While reading the daily news on a late August day, I stopped breathing. The Brazilian Amazon rainforest was on fire and had been for several days without media coverage.
This news hit me deep inside my core—how did we not know about such a catastrophe? How was this not on the front page of every paper, every news website? And moreover, how did we allow this to happen?
Growing up in Colombia—one of eight South American countries that share the Amazon basin—I feel accountable for what is happening in Brazil. I think these eight countries should be responsible for taking care of what the world knows as the lungs of the planet, providing almost 20 per cent of the air we breathe.
As the news coverage spread, still (frustratingly) at a slower pace than the actual fires, the world learned more about the causes and actions that led to such devastation. We discovered that farming, mining and drilling are significant causes of deforestation.
Other factors such as the expansion of large-scale agriculture under the guise of providing economic opportunities for Brazil, the displacement of cattle ranchers onto forested areas where the land is cheaper to plant soybean for animal feed and biofuel, and the Brazilian agrarian reform which has supported the creation of several new legal, rural settlements have also contributed to the aggressive deforestation of the Amazon.
According to the Global Forest Atlas from the University of Yale, in Brazil, only 70 million hectares out of the 350 million hectares of Amazon rainforest are some form of the national park or protected areas, including 110 million hectares designated for indigenous reserves and 25 million hectares for sustainable development reserve and extractive reserve for rubber.
All of these facts, together with a government that supports less-ecological practices and reduction of penalties for past illegal deforestation through the amnesty program (2012) to the Forest Code, add more instability to a series of unfortunate decisions that led to the increase of fires in the current year. The National Institute for Space found that forest fires increased by 85 per cent from 2018.
The Amazon rainforest fires signify a wake-up call to act more responsible and give more respect to our environment. Whether it’s personal-scale changes to reduce our carbon footprint, or substantial, mass-scale changes, like boycotting companies that continue to contribute to global warming, we must take a hardline approach to combat climate change.

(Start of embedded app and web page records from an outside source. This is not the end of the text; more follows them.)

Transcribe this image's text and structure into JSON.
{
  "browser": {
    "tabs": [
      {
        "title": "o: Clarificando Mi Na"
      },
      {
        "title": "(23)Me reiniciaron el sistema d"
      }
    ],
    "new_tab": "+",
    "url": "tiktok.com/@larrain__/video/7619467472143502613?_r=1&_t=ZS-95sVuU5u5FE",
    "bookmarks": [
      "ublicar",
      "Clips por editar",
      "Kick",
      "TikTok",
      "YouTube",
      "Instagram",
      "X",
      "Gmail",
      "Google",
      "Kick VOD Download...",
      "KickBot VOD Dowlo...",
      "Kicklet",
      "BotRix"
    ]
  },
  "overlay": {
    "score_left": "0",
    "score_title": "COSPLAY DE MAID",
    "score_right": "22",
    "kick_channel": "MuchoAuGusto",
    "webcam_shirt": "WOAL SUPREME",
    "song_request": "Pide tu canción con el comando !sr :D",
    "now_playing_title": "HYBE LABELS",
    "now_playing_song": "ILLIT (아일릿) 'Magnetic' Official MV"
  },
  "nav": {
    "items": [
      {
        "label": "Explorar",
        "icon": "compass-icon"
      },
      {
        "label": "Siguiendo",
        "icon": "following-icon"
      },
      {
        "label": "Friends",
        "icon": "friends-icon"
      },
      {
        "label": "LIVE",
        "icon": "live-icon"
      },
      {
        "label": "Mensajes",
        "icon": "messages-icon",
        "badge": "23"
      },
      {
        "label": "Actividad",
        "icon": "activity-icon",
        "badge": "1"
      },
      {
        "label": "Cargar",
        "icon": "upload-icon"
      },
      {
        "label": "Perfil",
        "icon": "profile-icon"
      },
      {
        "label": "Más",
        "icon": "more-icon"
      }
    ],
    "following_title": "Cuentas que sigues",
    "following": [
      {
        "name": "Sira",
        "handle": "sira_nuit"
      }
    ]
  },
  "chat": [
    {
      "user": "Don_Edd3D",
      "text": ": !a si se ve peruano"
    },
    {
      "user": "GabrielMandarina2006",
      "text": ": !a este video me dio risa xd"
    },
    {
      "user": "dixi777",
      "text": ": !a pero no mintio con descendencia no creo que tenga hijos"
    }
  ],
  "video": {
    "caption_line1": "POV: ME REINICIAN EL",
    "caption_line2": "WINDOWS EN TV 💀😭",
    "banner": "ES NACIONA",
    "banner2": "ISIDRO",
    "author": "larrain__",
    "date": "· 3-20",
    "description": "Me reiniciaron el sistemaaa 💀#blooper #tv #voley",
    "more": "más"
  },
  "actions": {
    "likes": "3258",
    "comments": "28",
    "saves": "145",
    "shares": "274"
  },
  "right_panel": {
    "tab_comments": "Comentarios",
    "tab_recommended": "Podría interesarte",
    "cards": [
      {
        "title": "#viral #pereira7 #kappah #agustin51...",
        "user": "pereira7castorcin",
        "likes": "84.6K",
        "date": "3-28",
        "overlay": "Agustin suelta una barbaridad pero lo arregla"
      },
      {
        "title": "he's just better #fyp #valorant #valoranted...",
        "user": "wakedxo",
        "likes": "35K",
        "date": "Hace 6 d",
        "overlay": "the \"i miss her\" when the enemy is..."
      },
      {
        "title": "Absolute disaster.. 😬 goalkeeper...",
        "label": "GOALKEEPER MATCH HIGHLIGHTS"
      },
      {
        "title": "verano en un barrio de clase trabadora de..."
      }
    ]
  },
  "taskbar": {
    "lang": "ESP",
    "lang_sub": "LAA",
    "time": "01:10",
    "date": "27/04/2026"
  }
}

Meanwhile, as an urban planner, this is a case study in understanding the importance of making better regional planning decisions about the conservation, protection, and management of urban and rural developments. It’s also essential to recognize the implementation of green infrastructure as a vital tool for guiding the metropolitan and regional planning to prevent future types of deforestation.
Best practices in planning at every scale should include conservation, protection and prevention policies of the green and open spaces to find a balance between the natural and built environment. This includes our communities, cities, metropolitan areas, super regions, bioregions, regional territories and rural areas, including our natural space and forests.
Some examples in North America like the Tennesee Valley Authority (TVA), use regional planning for the control and use of water resources to prevent floods, provide irrigation to agricultural lands, generate electricity and create opportunities for recreation or some combination of these. Others like the Toronto waterfront utilize the watershed bioregion concepts as an organizing principle for environmental protection and restoration of ecological diversity in the area.
Applying some of the concepts of bioregional planning at a larger scale into the Amazonian region and integrating the natural environment into the planning processes—leaving aside the political boundaries—could help establish conservation and prevention guidelines to be followed by all the countries of the Amazon basin. This may guarantee a better quality of land distribution and management for future generations.
It would be a travesty if our children and their children may never see forests like the Amazon or have the opportunity to visit national parks. In Austria, a new large-scale public art intervention by Basel-based art collector and curator Klaus Littmann creates this exact scenario.
Littmann transformed the Wörthersee football stadium in Klagenfurt into Austria's largest public art installation titled, For Forest: The Unending Attraction of Nature. The installation asks viewers to imagine a world where trees thrive solely in specially designated spaces, like soccer stadiums.
The installation, which was inspired by Austrian artist and architect Max Peintner's artwork The Unbroken Attraction of Nature, feels particularly poignant as we witness the annihilation of the world’s “lungs”. We are reminded that if we don’t take proper action right now, we will become spectators to rare pieces of land that once was our living nature.
I believe we can do better and that we need to do better. In Colombian popular culture, when something is inevitable, we call it a “chronicle of a death foretold”, taken from one of Gabriel García Márquez’s most famous novels. In the case of the amazon rainforest, everyone knows what the consequences of illegal environmental activities are, but very few (or no one) will actually step up and do something to prevent the results. Now breathe, here are some ideas to help with the amazon reforestation.